* **Data records for software interfaces**
◆ ◆ ◆ ◆

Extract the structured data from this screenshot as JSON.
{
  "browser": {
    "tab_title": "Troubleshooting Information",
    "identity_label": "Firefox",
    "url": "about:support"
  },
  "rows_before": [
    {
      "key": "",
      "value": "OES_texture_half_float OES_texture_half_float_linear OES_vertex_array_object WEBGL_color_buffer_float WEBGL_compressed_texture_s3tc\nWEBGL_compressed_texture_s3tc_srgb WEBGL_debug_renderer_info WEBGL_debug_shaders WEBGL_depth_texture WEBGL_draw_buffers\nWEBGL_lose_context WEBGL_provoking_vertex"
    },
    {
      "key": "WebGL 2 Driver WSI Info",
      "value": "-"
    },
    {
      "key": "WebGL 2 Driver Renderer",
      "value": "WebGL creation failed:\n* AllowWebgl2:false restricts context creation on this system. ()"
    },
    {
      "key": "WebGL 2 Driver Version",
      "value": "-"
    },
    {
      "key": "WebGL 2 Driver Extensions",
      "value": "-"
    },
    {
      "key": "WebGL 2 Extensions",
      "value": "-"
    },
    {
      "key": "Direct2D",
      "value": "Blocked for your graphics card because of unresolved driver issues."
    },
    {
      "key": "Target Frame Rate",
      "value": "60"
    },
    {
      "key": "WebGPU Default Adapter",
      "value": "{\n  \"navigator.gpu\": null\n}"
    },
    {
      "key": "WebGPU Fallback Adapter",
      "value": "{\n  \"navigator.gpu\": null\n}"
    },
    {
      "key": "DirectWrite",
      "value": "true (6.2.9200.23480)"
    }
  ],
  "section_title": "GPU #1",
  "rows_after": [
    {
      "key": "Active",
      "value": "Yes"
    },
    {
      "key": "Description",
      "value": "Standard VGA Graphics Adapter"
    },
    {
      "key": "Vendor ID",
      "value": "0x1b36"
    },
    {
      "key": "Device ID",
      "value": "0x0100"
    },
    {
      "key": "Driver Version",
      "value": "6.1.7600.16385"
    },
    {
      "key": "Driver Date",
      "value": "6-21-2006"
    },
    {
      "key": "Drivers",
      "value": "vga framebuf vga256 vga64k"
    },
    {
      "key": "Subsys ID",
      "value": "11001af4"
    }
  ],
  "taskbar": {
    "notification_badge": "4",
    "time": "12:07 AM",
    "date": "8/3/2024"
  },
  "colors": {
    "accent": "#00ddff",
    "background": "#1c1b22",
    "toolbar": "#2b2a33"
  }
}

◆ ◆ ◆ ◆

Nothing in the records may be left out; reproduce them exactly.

Extract the structured data from this screenshot as JSON.
{
  "browser": {
    "tab_title": "Troubleshooting Information",
    "identity_label": "Firefox",
    "url": "about:support"
  },
  "rows_before": [
    {
      "key": "",
      "value": "OES_texture_half_float OES_texture_half_float_linear OES_vertex_array_object WEBGL_color_buffer_float WEBGL_compressed_texture_s3tc\nWEBGL_compressed_texture_s3tc_srgb WEBGL_debug_renderer_info WEBGL_debug_shaders WEBGL_depth_texture WEBGL_draw_buffers\nWEBGL_lose_context WEBGL_provoking_vertex"
    },
    {
      "key": "WebGL 2 Driver WSI Info",
      "value": "-"
    },
    {
      "key": "WebGL 2 Driver Renderer",
      "value": "WebGL creation failed:\n* AllowWebgl2:false restricts context creation on this system. ()"
    },
    {
      "key": "WebGL 2 Driver Version",
      "value": "-"
    },
    {
      "key": "WebGL 2 Driver Extensions",
      "value": "-"
    },
    {
      "key": "WebGL 2 Extensions",
      "value": "-"
    },
    {
      "key": "Direct2D",
      "value": "Blocked for your graphics card because of unresolved driver issues."
    },
    {
      "key": "Target Frame Rate",
      "value": "60"
    },
    {
      "key": "WebGPU Default Adapter",
      "value": "{\n  \"navigator.gpu\": null\n}"
    },
    {
      "key": "WebGPU Fallback Adapter",
      "value": "{\n  \"navigator.gpu\": null\n}"
    },
    {
      "key": "DirectWrite",
      "value": "true (6.2.9200.23480)"
    }
  ],
  "section_title": "GPU #1",
  "rows_after": [
    {
      "key": "Active",
      "value": "Yes"
    },
    {
      "key": "Description",
      "value": "Standard VGA Graphics Adapter"
    },
    {
      "key": "Vendor ID",
      "value": "0x1b36"
    },
    {
      "key": "Device ID",
      "value": "0x0100"
    },
    {
      "key": "Driver Version",
      "value": "6.1.7600.16385"
    },
    {
      "key": "Driver Date",
      "value": "6-21-2006"
    },
    {
      "key": "Drivers",
      "value": "vga framebuf vga256 vga64k"
    },
    {
      "key": "Subsys ID",
      "value": "11001af4"
    }
  ],
  "taskbar": {
    "notification_badge": "4",
    "time": "12:07 AM",
    "date": "8/3/2024"
  },
  "colors": {
    "accent": "#00ddff",
    "background": "#1c1b22",
    "toolbar": "#2b2a33"
  }
}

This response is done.